Problem requirements:
Please give back the listing below in full. Change nothing.
----------------
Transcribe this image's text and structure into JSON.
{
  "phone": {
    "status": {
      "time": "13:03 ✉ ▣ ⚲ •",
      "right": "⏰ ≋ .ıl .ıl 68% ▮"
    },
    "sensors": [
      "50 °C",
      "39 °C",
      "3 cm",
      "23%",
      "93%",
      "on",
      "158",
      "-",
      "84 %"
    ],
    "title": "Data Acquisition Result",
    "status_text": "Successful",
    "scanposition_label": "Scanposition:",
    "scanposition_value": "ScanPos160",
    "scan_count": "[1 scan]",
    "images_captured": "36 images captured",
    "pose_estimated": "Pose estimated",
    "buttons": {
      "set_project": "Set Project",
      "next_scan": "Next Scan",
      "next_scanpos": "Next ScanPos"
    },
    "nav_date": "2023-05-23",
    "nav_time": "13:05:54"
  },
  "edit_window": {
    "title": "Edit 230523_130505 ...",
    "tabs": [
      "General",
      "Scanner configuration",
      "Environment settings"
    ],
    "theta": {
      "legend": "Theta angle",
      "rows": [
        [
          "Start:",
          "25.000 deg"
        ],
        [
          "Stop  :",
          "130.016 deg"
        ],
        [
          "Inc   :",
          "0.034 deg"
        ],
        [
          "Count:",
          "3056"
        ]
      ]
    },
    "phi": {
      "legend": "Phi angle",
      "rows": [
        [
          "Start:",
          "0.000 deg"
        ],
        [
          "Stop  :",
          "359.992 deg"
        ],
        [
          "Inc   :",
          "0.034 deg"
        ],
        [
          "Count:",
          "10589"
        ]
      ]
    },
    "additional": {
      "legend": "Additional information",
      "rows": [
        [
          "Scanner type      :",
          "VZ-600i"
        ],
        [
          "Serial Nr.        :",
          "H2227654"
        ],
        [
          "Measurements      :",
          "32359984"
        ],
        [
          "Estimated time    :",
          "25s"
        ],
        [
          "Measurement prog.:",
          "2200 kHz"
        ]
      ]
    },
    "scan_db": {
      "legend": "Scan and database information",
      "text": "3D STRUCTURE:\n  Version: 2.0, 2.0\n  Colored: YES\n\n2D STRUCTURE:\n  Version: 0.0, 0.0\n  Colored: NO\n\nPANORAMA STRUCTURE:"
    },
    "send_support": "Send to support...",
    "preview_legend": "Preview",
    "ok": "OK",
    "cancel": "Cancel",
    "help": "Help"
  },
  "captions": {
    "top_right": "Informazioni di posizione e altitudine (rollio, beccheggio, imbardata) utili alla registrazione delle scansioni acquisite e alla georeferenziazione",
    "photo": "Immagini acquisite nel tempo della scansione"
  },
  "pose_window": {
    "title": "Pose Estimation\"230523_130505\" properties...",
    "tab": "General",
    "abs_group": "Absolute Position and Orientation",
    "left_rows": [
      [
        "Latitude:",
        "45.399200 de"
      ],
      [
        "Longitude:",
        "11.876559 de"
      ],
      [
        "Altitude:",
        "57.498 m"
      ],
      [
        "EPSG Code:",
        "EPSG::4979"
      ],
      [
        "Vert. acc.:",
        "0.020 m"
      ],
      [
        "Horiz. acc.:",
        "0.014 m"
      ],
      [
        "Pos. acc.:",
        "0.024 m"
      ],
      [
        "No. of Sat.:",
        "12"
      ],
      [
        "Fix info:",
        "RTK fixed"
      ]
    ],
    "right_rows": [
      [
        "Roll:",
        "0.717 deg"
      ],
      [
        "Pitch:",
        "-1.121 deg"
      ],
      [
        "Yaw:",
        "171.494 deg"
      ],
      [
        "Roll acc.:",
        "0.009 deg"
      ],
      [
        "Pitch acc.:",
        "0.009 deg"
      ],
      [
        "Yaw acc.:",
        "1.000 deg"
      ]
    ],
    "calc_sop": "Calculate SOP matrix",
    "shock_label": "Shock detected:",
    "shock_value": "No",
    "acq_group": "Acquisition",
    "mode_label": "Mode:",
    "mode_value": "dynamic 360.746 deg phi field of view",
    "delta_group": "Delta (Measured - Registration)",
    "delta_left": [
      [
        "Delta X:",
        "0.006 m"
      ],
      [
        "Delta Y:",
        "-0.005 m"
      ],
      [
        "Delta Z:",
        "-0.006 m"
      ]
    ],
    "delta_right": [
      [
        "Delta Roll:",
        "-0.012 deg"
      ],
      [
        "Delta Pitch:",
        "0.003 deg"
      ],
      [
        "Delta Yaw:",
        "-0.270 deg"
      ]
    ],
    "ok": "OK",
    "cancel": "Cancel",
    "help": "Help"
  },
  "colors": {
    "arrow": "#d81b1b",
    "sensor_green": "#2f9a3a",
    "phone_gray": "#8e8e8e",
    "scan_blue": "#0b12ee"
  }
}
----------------
Task result:
Transcribe this image's text and structure into JSON.
{
  "phone": {
    "status": {
      "time": "13:03 ✉ ▣ ⚲ •",
      "right": "⏰ ≋ .ıl .ıl 68% ▮"
    },
    "sensors": [
      "50 °C",
      "39 °C",
      "3 cm",
      "23%",
      "93%",
      "on",
      "158",
      "-",
      "84 %"
    ],
    "title": "Data Acquisition Result",
    "status_text": "Successful",
    "scanposition_label": "Scanposition:",
    "scanposition_value": "ScanPos160",
    "scan_count": "[1 scan]",
    "images_captured": "36 images captured",
    "pose_estimated": "Pose estimated",
    "buttons": {
      "set_project": "Set Project",
      "next_scan": "Next Scan",
      "next_scanpos": "Next ScanPos"
    },
    "nav_date": "2023-05-23",
    "nav_time": "13:05:54"
  },
  "edit_window": {
    "title": "Edit 230523_130505 ...",
    "tabs": [
      "General",
      "Scanner configuration",
      "Environment settings"
    ],
    "theta": {
      "legend": "Theta angle",
      "rows": [
        [
          "Start:",
          "25.000 deg"
        ],
        [
          "Stop  :",
          "130.016 deg"
        ],
        [
          "Inc   :",
          "0.034 deg"
        ],
        [
          "Count:",
          "3056"
        ]
      ]
    },
    "phi": {
      "legend": "Phi angle",
      "rows": [
        [
          "Start:",
          "0.000 deg"
        ],
        [
          "Stop  :",
          "359.992 deg"
        ],
        [
          "Inc   :",
          "0.034 deg"
        ],
        [
          "Count:",
          "10589"
        ]
      ]
    },
    "additional": {
      "legend": "Additional information",
      "rows": [
        [
          "Scanner type      :",
          "VZ-600i"
        ],
        [
          "Serial Nr.        :",
          "H2227654"
        ],
        [
          "Measurements      :",
          "32359984"
        ],
        [
          "Estimated time    :",
          "25s"
        ],
        [
          "Measurement prog.:",
          "2200 kHz"
        ]
      ]
    },
    "scan_db": {
      "legend": "Scan and database information",
      "text": "3D STRUCTURE:\n  Version: 2.0, 2.0\n  Colored: YES\n\n2D STRUCTURE:\n  Version: 0.0, 0.0\n  Colored: NO\n\nPANORAMA STRUCTURE:"
    },
    "send_support": "Send to support...",
    "preview_legend": "Preview",
    "ok": "OK",
    "cancel": "Cancel",
    "help": "Help"
  },
  "captions": {
    "top_right": "Informazioni di posizione e altitudine (rollio, beccheggio, imbardata) utili alla registrazione delle scansioni acquisite e alla georeferenziazione",
    "photo": "Immagini acquisite nel tempo della scansione"
  },
  "pose_window": {
    "title": "Pose Estimation\"230523_130505\" properties...",
    "tab": "General",
    "abs_group": "Absolute Position and Orientation",
    "left_rows": [
      [
        "Latitude:",
        "45.399200 de"
      ],
      [
        "Longitude:",
        "11.876559 de"
      ],
      [
        "Altitude:",
        "57.498 m"
      ],
      [
        "EPSG Code:",
        "EPSG::4979"
      ],
      [
        "Vert. acc.:",
        "0.020 m"
      ],
      [
        "Horiz. acc.:",
        "0.014 m"
      ],
      [
        "Pos. acc.:",
        "0.024 m"
      ],
      [
        "No. of Sat.:",
        "12"
      ],
      [
        "Fix info:",
        "RTK fixed"
      ]
    ],
    "right_rows": [
      [
        "Roll:",
        "0.717 deg"
      ],
      [
        "Pitch:",
        "-1.121 deg"
      ],
      [
        "Yaw:",
        "171.494 deg"
      ],
      [
        "Roll acc.:",
        "0.009 deg"
      ],
      [
        "Pitch acc.:",
        "0.009 deg"
      ],
      [
        "Yaw acc.:",
        "1.000 deg"
      ]
    ],
    "calc_sop": "Calculate SOP matrix",
    "shock_label": "Shock detected:",
    "shock_value": "No",
    "acq_group": "Acquisition",
    "mode_label": "Mode:",
    "mode_value": "dynamic 360.746 deg phi field of view",
    "delta_group": "Delta (Measured - Registration)",
    "delta_left": [
      [
        "Delta X:",
        "0.006 m"
      ],
      [
        "Delta Y:",
        "-0.005 m"
      ],
      [
        "Delta Z:",
        "-0.006 m"
      ]
    ],
    "delta_right": [
      [
        "Delta Roll:",
        "-0.012 deg"
      ],
      [
        "Delta Pitch:",
        "0.003 deg"
      ],
      [
        "Delta Yaw:",
        "-0.270 deg"
      ]
    ],
    "ok": "OK",
    "cancel": "Cancel",
    "help": "Help"
  },
  "colors": {
    "arrow": "#d81b1b",
    "sensor_green": "#2f9a3a",
    "phone_gray": "#8e8e8e",
    "scan_blue": "#0b12ee"
  }
}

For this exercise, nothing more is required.